Dive in to the 1975 shark classic

15 things you (probably) didn't know about 'Jaws'
01 June 2015

It might be over 40 years old but Jaws remains one of the most terrifying movies ever made. Even if the effects might appear slightly dated in comparison to today’s CGI wizardry, the collective power of those dead eyes, superb editing and that theme tune has not subsided.

You might have seen it countless times but there are probably still a few little bits of trivia you didn’t know. Like these, for example.

(Images: All Star)


Jon Voight, Joel Grey and Jeff Bridges were all considered for the role of Hooper, which eventually went to Richard Dreyfus.


The film’s budget was originally set at $3.5 million, but that swelled to $9 million by the end of production. Its box office total currently stands at $471 million.


The famous line “You’re gonna need a bigger boat” was an ad-lib by Roy Scheider.

Great White Shark

The shark was famously known as Bruce, after Spielberg’s lawyer, but it’s other nickname was ‘The Great White Turd’ which Spielberg only used when really angry.


Brody’s dog in the film was played by Spielberg’s dog, Elmer.


The model shark wasn’t tested in water before production. When it was eventually placed in the ocean it swiftly sank to the floor.


During shooting on a scene aboard the Orca, the boat sank. The camera was submerged in water, potentially destroying the film, but after rushing it to New York the footage was saved.


Robert Shaw struggled with drinking throughout the shoot. He drank during his pivotal speech about the USS Indianapolis and none of the footage was useable. Chastened, he phoned Spielberg and asked if he could have another try. The next day he nailed the speech in one take.


The scheduled 55 days to completely principal photography ballooned to an enormous 159 days.

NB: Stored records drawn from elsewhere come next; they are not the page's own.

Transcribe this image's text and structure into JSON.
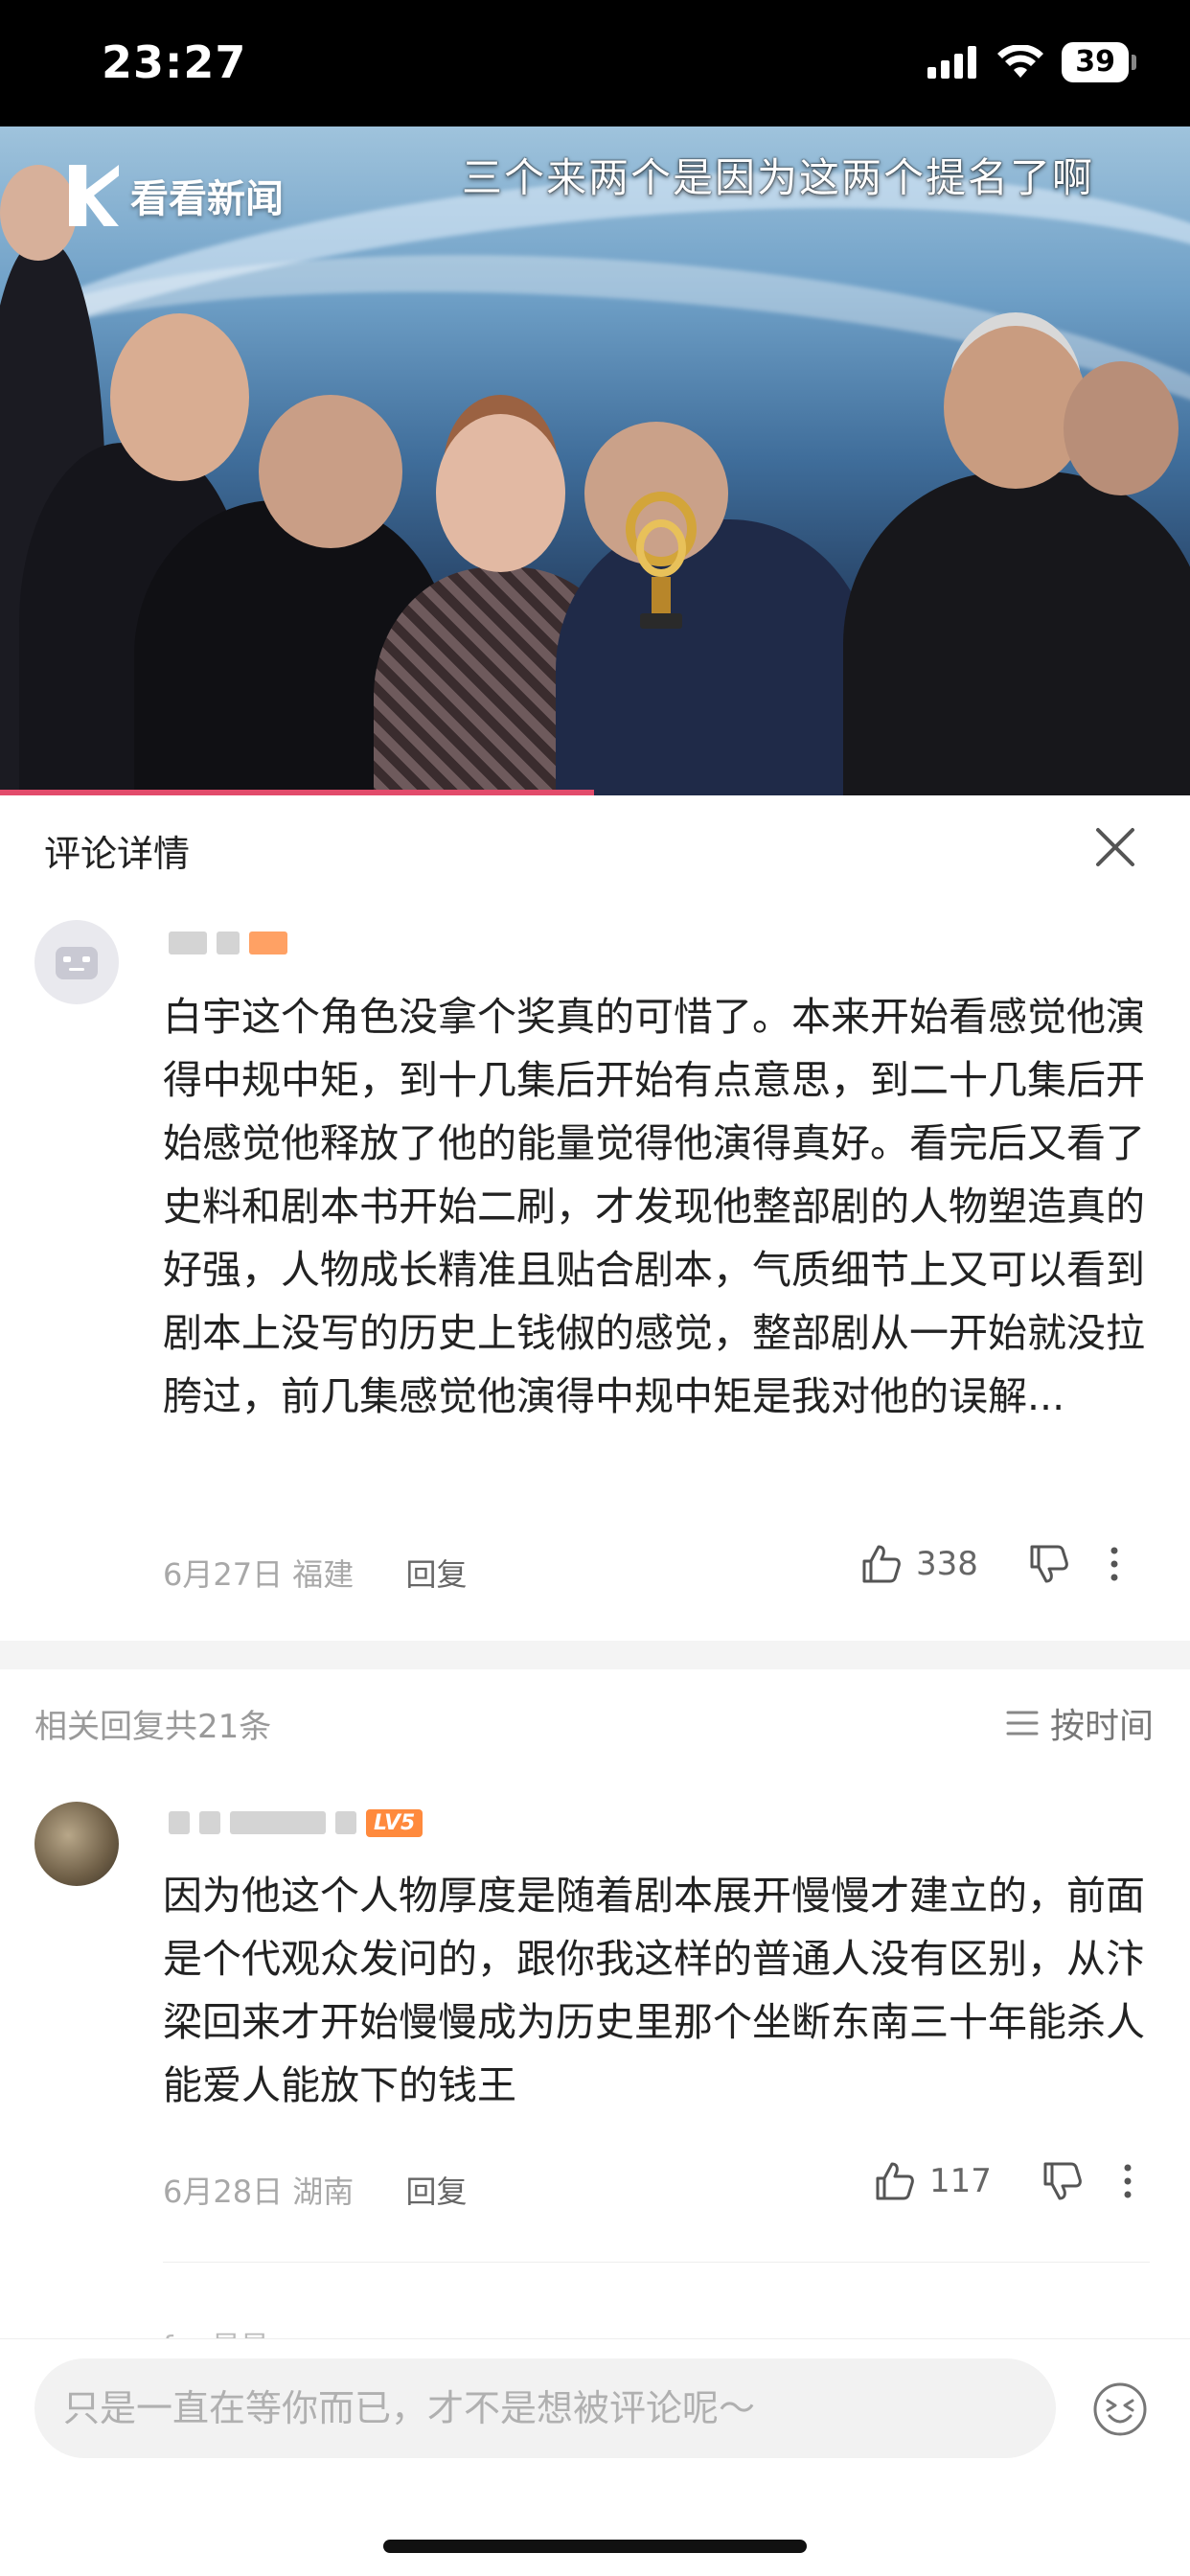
{
  "status_bar": {
    "time": "23:27",
    "battery": "39"
  },
  "video": {
    "logo_text": "看看新闻",
    "caption": "三个来两个是因为这两个提名了啊"
  },
  "panel": {
    "title": "评论详情"
  },
  "main_comment": {
    "text": "白宇这个角色没拿个奖真的可惜了。本来开始看感觉他演得中规中矩，到十几集后开始有点意思，到二十几集后开始感觉他释放了他的能量觉得他演得真好。看完后又看了史料和剧本书开始二刷，才发现他整部剧的人物塑造真的好强，人物成长精准且贴合剧本，气质细节上又可以看到剧本上没写的历史上钱俶的感觉，整部剧从一开始就没拉胯过，前几集感觉他演得中规中矩是我对他的误解...",
    "date": "6月27日",
    "location": "福建",
    "reply_label": "回复",
    "likes": "338"
  },
  "replies_header": {
    "count_text": "相关回复共21条",
    "sort_label": "按时间"
  },
  "replies": [
    {
      "level_badge": "LV5",
      "text": "因为他这个人物厚度是随着剧本展开慢慢才建立的，前面是个代观众发问的，跟你我这样的普通人没有区别，从汴梁回来才开始慢慢成为历史里那个坐断东南三十年能杀人能爱人能放下的钱王",
      "date": "6月28日",
      "location": "湖南",
      "reply_label": "回复",
      "likes": "117"
    }
  ],
  "peek_username": "for 星星",
  "input": {
    "placeholder": "只是一直在等你而已，才不是想被评论呢～"
  },
  "colors": {
    "accent": "#ff8a3d",
    "progress": "#e24b6b"
  }
}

Other names considered for the novel were A Silence in the Deep, Leviathan Rising, The Stillness in the Water, Jaws of Death and Jaws of Leviathan.


Spielberg originally wanted to introduce Quint in a cinema watching Moby Dick, laughing so much at the poor effects that the audience walked out. The kibosh was put on this by Gregory Peck, the star of Moby Dick, as he owned the rights and was so disappointed with his performance that he didn’t want anyone to see it again.


Lee Fierro, who plays the bereaved Mrs Kintner, couldn’t fake the scene where she slaps Brody, so Roy Scheider was socked across the face repeatedly


Hooper had his fate re-written by a shark. While filming footage of a real great white attacking a cage (containing a small actor for scale) the shark became entangled in a rope and smashed the cage to bits. Spielberg liked the footage so much that he re-wrote the scene to have Hooper escape during the cage's destruction.


In order to make actress Susan Backlinie, the shark's first victim, look like she was being pulled around underwater she had a rope tied to either side of her. Two men on the shore would pull the ropes in turn while she thrashed about, to give the effect of the shark attacking her.


Charlton Heston was considered for the role of Brody. When Spielberg decided to go with another actor Heston was reportedly so furious that he refused to ever work with the director.